*** Block opens ***
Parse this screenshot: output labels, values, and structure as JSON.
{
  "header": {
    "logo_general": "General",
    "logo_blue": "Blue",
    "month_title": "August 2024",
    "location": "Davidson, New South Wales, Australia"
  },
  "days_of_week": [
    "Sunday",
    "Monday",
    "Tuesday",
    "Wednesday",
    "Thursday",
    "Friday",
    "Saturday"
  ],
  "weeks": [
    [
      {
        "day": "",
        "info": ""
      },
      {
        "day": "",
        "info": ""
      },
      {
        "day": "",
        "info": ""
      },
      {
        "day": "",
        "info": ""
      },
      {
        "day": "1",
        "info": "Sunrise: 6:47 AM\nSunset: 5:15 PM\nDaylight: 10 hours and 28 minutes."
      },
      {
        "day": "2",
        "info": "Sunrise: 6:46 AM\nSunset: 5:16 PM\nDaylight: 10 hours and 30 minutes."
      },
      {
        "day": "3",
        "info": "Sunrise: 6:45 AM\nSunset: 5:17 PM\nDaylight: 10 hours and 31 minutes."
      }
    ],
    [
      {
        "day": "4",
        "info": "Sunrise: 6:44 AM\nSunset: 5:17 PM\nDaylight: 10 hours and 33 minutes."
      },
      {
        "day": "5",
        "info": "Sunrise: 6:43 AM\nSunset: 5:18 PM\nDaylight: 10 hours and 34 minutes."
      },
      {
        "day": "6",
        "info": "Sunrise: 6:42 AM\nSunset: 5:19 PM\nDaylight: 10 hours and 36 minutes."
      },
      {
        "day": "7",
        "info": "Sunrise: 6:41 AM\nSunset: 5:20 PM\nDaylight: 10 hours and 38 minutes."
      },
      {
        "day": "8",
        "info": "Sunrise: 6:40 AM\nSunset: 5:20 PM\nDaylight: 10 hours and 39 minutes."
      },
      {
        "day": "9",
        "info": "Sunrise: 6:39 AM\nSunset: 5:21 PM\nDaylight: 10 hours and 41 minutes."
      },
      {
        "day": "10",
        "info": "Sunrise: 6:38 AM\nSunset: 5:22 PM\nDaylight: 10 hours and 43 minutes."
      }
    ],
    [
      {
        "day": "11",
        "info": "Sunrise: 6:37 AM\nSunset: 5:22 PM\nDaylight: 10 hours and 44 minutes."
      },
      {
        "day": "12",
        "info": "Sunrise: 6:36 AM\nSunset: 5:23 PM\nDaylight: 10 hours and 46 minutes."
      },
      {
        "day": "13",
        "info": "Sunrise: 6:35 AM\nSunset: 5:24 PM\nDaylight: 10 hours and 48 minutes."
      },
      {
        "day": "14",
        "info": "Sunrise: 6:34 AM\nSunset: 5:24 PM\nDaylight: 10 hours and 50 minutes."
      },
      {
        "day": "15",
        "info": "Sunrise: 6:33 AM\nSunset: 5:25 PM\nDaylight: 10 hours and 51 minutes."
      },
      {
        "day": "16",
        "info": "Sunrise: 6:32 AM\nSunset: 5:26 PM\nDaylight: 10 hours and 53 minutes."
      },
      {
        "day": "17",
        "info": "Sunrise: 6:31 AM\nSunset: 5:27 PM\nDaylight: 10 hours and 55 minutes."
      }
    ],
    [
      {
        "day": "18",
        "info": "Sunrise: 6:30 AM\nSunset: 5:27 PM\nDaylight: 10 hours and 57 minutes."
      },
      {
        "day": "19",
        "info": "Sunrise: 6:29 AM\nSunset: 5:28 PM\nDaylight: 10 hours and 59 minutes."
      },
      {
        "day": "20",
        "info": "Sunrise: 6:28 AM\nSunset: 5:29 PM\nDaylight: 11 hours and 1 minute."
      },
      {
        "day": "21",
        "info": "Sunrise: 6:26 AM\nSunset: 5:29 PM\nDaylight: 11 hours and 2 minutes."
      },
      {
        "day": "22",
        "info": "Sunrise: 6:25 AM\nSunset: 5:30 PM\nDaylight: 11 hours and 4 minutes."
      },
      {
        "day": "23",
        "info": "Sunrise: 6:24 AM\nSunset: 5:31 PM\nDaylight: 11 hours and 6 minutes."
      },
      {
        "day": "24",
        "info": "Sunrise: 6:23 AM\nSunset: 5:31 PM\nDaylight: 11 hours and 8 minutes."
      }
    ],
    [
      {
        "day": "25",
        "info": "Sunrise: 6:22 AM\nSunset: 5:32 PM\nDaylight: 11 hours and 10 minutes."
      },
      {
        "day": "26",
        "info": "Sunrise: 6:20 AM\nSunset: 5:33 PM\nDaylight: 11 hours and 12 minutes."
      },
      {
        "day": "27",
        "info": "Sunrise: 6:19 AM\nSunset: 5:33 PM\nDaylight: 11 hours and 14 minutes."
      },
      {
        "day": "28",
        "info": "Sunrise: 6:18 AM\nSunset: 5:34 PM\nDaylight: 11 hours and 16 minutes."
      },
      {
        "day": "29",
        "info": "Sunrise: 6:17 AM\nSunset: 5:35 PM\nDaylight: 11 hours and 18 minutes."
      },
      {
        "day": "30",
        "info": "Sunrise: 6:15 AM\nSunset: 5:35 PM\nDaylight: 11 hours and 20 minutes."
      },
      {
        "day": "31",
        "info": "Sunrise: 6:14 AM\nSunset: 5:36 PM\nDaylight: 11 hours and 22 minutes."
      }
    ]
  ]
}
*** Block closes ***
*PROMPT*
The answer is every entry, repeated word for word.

*RESPONSE BELOW*
Parse this screenshot: output labels, values, and structure as JSON.
{
  "header": {
    "logo_general": "General",
    "logo_blue": "Blue",
    "month_title": "August 2024",
    "location": "Davidson, New South Wales, Australia"
  },
  "days_of_week": [
    "Sunday",
    "Monday",
    "Tuesday",
    "Wednesday",
    "Thursday",
    "Friday",
    "Saturday"
  ],
  "weeks": [
    [
      {
        "day": "",
        "info": ""
      },
      {
        "day": "",
        "info": ""
      },
      {
        "day": "",
        "info": ""
      },
      {
        "day": "",
        "info": ""
      },
      {
        "day": "1",
        "info": "Sunrise: 6:47 AM\nSunset: 5:15 PM\nDaylight: 10 hours and 28 minutes."
      },
      {
        "day": "2",
        "info": "Sunrise: 6:46 AM\nSunset: 5:16 PM\nDaylight: 10 hours and 30 minutes."
      },
      {
        "day": "3",
        "info": "Sunrise: 6:45 AM\nSunset: 5:17 PM\nDaylight: 10 hours and 31 minutes."
      }
    ],
    [
      {
        "day": "4",
        "info": "Sunrise: 6:44 AM\nSunset: 5:17 PM\nDaylight: 10 hours and 33 minutes."
      },
      {
        "day": "5",
        "info": "Sunrise: 6:43 AM\nSunset: 5:18 PM\nDaylight: 10 hours and 34 minutes."
      },
      {
        "day": "6",
        "info": "Sunrise: 6:42 AM\nSunset: 5:19 PM\nDaylight: 10 hours and 36 minutes."
      },
      {
        "day": "7",
        "info": "Sunrise: 6:41 AM\nSunset: 5:20 PM\nDaylight: 10 hours and 38 minutes."
      },
      {
        "day": "8",
        "info": "Sunrise: 6:40 AM\nSunset: 5:20 PM\nDaylight: 10 hours and 39 minutes."
      },
      {
        "day": "9",
        "info": "Sunrise: 6:39 AM\nSunset: 5:21 PM\nDaylight: 10 hours and 41 minutes."
      },
      {
        "day": "10",
        "info": "Sunrise: 6:38 AM\nSunset: 5:22 PM\nDaylight: 10 hours and 43 minutes."
      }
    ],
    [
      {
        "day": "11",
        "info": "Sunrise: 6:37 AM\nSunset: 5:22 PM\nDaylight: 10 hours and 44 minutes."
      },
      {
        "day": "12",
        "info": "Sunrise: 6:36 AM\nSunset: 5:23 PM\nDaylight: 10 hours and 46 minutes."
      },
      {
        "day": "13",
        "info": "Sunrise: 6:35 AM\nSunset: 5:24 PM\nDaylight: 10 hours and 48 minutes."
      },
      {
        "day": "14",
        "info": "Sunrise: 6:34 AM\nSunset: 5:24 PM\nDaylight: 10 hours and 50 minutes."
      },
      {
        "day": "15",
        "info": "Sunrise: 6:33 AM\nSunset: 5:25 PM\nDaylight: 10 hours and 51 minutes."
      },
      {
        "day": "16",
        "info": "Sunrise: 6:32 AM\nSunset: 5:26 PM\nDaylight: 10 hours and 53 minutes."
      },
      {
        "day": "17",
        "info": "Sunrise: 6:31 AM\nSunset: 5:27 PM\nDaylight: 10 hours and 55 minutes."
      }
    ],
    [
      {
        "day": "18",
        "info": "Sunrise: 6:30 AM\nSunset: 5:27 PM\nDaylight: 10 hours and 57 minutes."
      },
      {
        "day": "19",
        "info": "Sunrise: 6:29 AM\nSunset: 5:28 PM\nDaylight: 10 hours and 59 minutes."
      },
      {
        "day": "20",
        "info": "Sunrise: 6:28 AM\nSunset: 5:29 PM\nDaylight: 11 hours and 1 minute."
      },
      {
        "day": "21",
        "info": "Sunrise: 6:26 AM\nSunset: 5:29 PM\nDaylight: 11 hours and 2 minutes."
      },
      {
        "day": "22",
        "info": "Sunrise: 6:25 AM\nSunset: 5:30 PM\nDaylight: 11 hours and 4 minutes."
      },
      {
        "day": "23",
        "info": "Sunrise: 6:24 AM\nSunset: 5:31 PM\nDaylight: 11 hours and 6 minutes."
      },
      {
        "day": "24",
        "info": "Sunrise: 6:23 AM\nSunset: 5:31 PM\nDaylight: 11 hours and 8 minutes."
      }
    ],
    [
      {
        "day": "25",
        "info": "Sunrise: 6:22 AM\nSunset: 5:32 PM\nDaylight: 11 hours and 10 minutes."
      },
      {
        "day": "26",
        "info": "Sunrise: 6:20 AM\nSunset: 5:33 PM\nDaylight: 11 hours and 12 minutes."
      },
      {
        "day": "27",
        "info": "Sunrise: 6:19 AM\nSunset: 5:33 PM\nDaylight: 11 hours and 14 minutes."
      },
      {
        "day": "28",
        "info": "Sunrise: 6:18 AM\nSunset: 5:34 PM\nDaylight: 11 hours and 16 minutes."
      },
      {
        "day": "29",
        "info": "Sunrise: 6:17 AM\nSunset: 5:35 PM\nDaylight: 11 hours and 18 minutes."
      },
      {
        "day": "30",
        "info": "Sunrise: 6:15 AM\nSunset: 5:35 PM\nDaylight: 11 hours and 20 minutes."
      },
      {
        "day": "31",
        "info": "Sunrise: 6:14 AM\nSunset: 5:36 PM\nDaylight: 11 hours and 22 minutes."
      }
    ]
  ]
}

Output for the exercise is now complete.